Before even taking office, journalists were already elevating Joe Biden to the ranks of those greatest of Democratic presidents, the ones known not by their names but their initials. Not that he was a three-letter president; no one’s ever called him “JRB.” But he could be, hoped to be. Most of all, had to be. The numerous crises facing the country demanded it. And so, he let it be known during the 2020 campaign, his would be an FDR-sized presidency.
Two years later, no one is comparing Joe Biden to FDR*. If his name is mentioned alongside LBJ’s, it is only to note how far short the achievements of the 46th president have come compared to the 36th**. The one predecessor Biden does find himself sharing a breath with these days is Jimmy Carter, who also presided over rampant inflation at home and debacles abroad.
The flattering comparisons have crumbled in tandem with his agenda. Biden entered office with ambitious plans on climate change, gun control, the minimum wage, immigration, criminal justice reform, healthcare, childcare, parental leave, voting rights, tax hikes on the rich, and a host of other issues, many of which were supposed to be folded into the moribund Build Back Better bill.

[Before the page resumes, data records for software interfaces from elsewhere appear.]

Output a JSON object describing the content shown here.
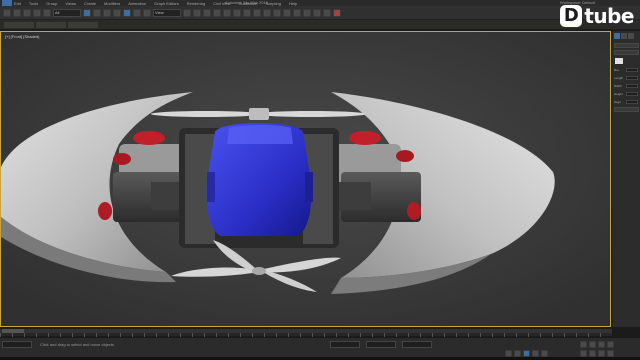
{
  "app": {
    "title": "Autodesk 3ds Max 2016",
    "workspace": "Workspace: Default"
  },
  "menu": [
    "Edit",
    "Tools",
    "Group",
    "Views",
    "Create",
    "Modifiers",
    "Animation",
    "Graph Editors",
    "Rendering",
    "Civil View",
    "Customize",
    "Scripting",
    "Help"
  ],
  "toolbar": {
    "selection_filter": "All",
    "reference_coord": "View"
  },
  "viewport": {
    "label": "[+] [Front] [Shaded]"
  },
  "watermark": {
    "mark": "D",
    "text": "tube"
  },
  "command_panel": {
    "rows": [
      "Box",
      "Length",
      "Width",
      "Height",
      "Segs"
    ]
  },
  "status": {
    "text": "Click and drag to select and move objects"
  },
  "colors": {
    "viewport_bg": "#3e3e3e",
    "selection_border": "#c8a53a",
    "body_blue": "#2b2fc8",
    "accent_red": "#c0202a",
    "shell_grey": "#c6c6c6"
  }
}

Yet over the past year, his program has been trimmed relentlessly, as one policy after another has fallen by the wayside like a tree being whittled to a toothpick.
With major action unlikely and the midterm elections rapidly approaching, Biden is now scrambling for any victory he can get, however modest or Pyrrhic it may be. This is especially the case as progressives and other core Democratic constituencies have grown increasingly restive and dissatisfied with what they see as a lack of movement on their priorities. Hence, Biden’s recent embrace of student debt forgiveness and continuing efforts to lift Title 42, the directive first implemented by the Trump administration at the southern border to expel illegal immigrants on COVID grounds, on May 23. Both initiatives have support within the Democratic Party, but that support is far from universal. Biden nonetheless seems determined to push ahead. He needs something, anything, to show the base that he’s with them, even if the cost of placating it is alienating the rest of the country even more.
* Some comparisons may be apt: FDR’s policies prolonged Depression by 7 years, UCLA economists calculate.
The Great Society was predicated on the opposite conviction: America had become an “Affluent Society” (the title of John Kenneth Galbraith’s 1958 bestseller), whose irrepressible growth meant that worries about finite resources could no longer excuse tolerating remediable social problems (There was no such thing as an irremediable social problem.) Treating America’s new prosperity as permanent and inexhaustible, the Great Society proceeded to kill the goose laying the golden eggs, setting in motion what Shlaes calls an “economic tragedy.” Neither the inflation of the 1970s nor the transformation of America’s industrial heartland into its Rust Belt was inevitable, she argues. Both were direct, foreseeable consequences of short-sighted choices: demanding that monetary policy accommodate irresponsible fiscal policy, and labor and management agreeing to enrich one another by fleecing customers and shareholders ever more brazenly.
Don’t worry though, Biden can handle it — just ask him:
“Milton Friedman isn’t running the show anymore,” Biden told Politico last year. “When did Milton Friedman die and become king?” Biden asked in 2019. The truth is that Friedman, who died in 2006, has held little sway over either Democrats or Republicans for almost two decades. But Biden wants to mark the definitive end of Friedman and the “neoliberal” economics he espoused by unleashing a tsunami of dollars into the global economy and inundating Americans with new entitlements.
I’m sure things will turn out differently this time around.